How to treat fear of other dogs and humans

June 1st, 2016 Posted in Uncategorized

Why are some dogs afraid of other dogs or people?

Some possible reasons include:

-lack of socialization during puppyhood (ideally at 2-3 months of age)
-a negative experience, such as being attacked by another dog, that has created fear
-the use of pinch or shock collars, that pairs pain with the stimulus (seeing another dog or a child, then getting shocked while barking)

Can I prevent fears from developing?

The best prevention is socializing your puppy, before it reaches 3 months of age, to as many different noises, sights and environments as possible.
Puppy obedience classes are a great and easy way to accomplish this. Just make sure your puppy is only exposed to healthy, well vaccinated dogs before its vaccination series is complete. Most puppies need vaccines at 2 months, 3 months and 4 months of age. The timing of these boosters is critical to getting proper protection from infectious diseases.

What signs might my dog show when she is afraid?

Signs of fear can include:

-cowering and tucking the tail in
-looking in the other direction
-trembling
-panting
-licking the lips

How do I treat my fearful pet?

Mildly fearful dogs can be treated by owners or trainers.
For extremely fearful dogs, referral to a veterinarian who specializes in behaviour problems is best.

D.A.P. (Dog Appeasing Phermone) is a drug-free product that can reduce anxiety in dogs, to enhance leaning. Sometimes medications can help. After all, it’s hard to learn when experiencing feelings of terror.

Steps in training include:

1/ Identify what makes your dog afraid.

2/ Be able to control your dog, with a head collar and training to sit quietly. That makes your dog know you are the leader, allows you to face your dog away from the scary things, and prevents your dog from getting hurt or trying to escape.

3/ Teach your dog it will get a yummy reward if it sits quietly when asked to do so. Do this training in an environment free of things your dog is afraid of, to build that base.

4/ Next, desensitize and counter-condition your dog to what it is afraid of. Do this SLOWLY. Expose your dog to a low level of the stimulus, for example being far away from other dogs. Reward your dog for sitting quietly. Once your dog is calm, slowly increase the intensity of the stimulus and continue to reward quiet and relaxed behaviour.

5/ If your dog shows any fear, it is usually because you progressed too quickly. Go back to the distance your dog felt safer at, and then slowly work back up to a shorter distance. Always allow your dog to succeed.

6/ Ask strangers to ignore your dog and allow it to approach them, not the other way around.
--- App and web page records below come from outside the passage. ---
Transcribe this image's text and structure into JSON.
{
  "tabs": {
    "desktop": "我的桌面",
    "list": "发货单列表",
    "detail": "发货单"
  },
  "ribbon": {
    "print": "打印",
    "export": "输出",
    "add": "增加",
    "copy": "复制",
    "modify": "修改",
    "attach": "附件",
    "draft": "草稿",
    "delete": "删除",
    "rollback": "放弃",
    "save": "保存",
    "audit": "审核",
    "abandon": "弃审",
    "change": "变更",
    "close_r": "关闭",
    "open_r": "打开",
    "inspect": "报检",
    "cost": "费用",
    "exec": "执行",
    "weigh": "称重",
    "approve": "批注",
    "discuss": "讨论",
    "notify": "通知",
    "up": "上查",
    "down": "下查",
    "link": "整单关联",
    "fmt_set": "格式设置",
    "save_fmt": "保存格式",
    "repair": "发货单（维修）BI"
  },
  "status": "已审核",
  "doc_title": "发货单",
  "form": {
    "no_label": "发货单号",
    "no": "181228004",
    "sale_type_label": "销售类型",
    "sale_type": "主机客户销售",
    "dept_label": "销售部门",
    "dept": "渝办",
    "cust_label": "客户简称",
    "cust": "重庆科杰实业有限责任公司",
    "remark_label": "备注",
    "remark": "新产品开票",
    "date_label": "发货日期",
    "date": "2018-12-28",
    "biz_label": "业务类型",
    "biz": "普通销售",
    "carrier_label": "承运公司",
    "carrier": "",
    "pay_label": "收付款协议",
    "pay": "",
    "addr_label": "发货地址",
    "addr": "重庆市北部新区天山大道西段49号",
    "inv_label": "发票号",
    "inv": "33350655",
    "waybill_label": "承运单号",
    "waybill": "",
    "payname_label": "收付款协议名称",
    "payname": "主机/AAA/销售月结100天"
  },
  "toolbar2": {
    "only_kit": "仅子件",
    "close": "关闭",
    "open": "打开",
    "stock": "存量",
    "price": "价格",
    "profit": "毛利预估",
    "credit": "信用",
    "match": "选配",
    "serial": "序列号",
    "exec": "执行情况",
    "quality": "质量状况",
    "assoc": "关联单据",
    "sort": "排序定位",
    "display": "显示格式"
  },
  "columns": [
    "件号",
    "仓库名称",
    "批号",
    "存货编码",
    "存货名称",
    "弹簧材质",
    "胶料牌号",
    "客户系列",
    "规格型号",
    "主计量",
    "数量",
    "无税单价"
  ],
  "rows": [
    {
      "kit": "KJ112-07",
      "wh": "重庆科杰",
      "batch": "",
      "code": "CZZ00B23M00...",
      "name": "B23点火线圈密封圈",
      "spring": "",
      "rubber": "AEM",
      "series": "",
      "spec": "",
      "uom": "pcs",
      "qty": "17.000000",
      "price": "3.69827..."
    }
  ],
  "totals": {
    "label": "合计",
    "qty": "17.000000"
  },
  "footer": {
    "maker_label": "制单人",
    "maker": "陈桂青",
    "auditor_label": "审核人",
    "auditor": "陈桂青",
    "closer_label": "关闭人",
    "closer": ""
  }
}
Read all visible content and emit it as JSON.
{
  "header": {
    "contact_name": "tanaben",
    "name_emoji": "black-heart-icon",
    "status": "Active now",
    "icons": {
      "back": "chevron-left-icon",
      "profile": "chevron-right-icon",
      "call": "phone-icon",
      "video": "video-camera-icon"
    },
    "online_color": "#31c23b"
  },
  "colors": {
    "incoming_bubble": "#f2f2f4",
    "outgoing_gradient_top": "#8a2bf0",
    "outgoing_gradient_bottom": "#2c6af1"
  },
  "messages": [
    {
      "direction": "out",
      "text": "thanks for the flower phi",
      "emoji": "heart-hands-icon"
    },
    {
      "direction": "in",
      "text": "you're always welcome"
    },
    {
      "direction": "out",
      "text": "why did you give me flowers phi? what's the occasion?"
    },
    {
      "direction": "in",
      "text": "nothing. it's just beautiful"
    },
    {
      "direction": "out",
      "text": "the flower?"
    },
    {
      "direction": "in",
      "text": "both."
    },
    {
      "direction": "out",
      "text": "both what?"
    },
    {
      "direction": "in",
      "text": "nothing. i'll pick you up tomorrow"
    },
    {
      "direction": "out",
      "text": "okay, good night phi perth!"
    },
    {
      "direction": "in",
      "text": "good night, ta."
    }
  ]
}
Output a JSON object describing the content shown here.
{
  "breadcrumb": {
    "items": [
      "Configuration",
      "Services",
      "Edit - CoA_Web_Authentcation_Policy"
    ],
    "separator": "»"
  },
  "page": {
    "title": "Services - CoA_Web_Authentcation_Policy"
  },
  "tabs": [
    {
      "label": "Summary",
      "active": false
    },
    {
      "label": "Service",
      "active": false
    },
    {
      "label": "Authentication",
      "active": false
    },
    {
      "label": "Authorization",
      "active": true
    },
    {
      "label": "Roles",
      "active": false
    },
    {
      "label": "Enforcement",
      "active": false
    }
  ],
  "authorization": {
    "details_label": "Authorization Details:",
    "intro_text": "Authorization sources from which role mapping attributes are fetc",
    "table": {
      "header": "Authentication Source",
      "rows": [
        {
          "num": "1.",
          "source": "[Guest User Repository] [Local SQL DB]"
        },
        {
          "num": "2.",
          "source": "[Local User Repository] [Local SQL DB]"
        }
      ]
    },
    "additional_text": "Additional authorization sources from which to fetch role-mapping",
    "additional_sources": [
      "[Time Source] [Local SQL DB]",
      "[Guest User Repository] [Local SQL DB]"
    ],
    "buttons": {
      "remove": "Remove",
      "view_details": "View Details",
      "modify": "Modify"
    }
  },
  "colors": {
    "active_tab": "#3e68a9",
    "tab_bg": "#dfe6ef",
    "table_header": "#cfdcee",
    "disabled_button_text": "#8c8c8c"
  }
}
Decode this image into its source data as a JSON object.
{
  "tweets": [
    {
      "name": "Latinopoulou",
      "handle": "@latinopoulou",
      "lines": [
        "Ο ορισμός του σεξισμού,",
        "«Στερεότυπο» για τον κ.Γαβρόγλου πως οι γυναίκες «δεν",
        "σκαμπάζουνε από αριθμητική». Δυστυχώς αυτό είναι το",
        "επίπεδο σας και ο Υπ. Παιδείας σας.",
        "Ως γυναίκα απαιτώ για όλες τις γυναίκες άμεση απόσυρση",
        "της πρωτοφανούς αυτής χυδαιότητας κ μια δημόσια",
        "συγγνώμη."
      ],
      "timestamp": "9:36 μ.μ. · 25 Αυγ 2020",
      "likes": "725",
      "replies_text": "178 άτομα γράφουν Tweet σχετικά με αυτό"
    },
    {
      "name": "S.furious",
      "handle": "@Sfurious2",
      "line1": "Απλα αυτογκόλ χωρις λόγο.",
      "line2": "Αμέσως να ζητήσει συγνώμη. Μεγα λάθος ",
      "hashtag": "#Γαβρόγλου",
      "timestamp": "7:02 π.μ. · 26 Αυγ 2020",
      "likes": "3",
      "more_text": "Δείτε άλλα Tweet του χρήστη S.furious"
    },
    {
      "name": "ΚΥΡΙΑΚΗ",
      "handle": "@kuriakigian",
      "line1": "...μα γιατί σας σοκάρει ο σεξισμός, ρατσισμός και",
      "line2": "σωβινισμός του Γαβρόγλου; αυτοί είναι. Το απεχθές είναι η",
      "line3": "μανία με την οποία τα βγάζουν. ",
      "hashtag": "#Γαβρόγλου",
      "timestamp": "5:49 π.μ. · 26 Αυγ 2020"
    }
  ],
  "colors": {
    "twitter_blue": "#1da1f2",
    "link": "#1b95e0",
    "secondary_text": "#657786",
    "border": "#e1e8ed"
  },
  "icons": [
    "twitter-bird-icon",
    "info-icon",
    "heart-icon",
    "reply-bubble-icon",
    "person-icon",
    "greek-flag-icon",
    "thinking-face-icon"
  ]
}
They can toss treats towards your pooch or hold out a treat while in a crouched position and let your dog decide if and when it wants to get that treat.

7/ If your dog continues to show fear, consider avoiding the scary things. You might need to crate your dog when children visit, or go for walks at times of day when dogs or humans are not out and about.

8/ If your dog acts fearful, do not pet or soothe it. This will accidentally reward the behaviour you do not want. Instead, face your dog towards you, ask it to sit, and only touch or feed it once it is calm. Never punish your dog for acting fearful, such as barking and lunging, because this will only make things worse.

Post a Comment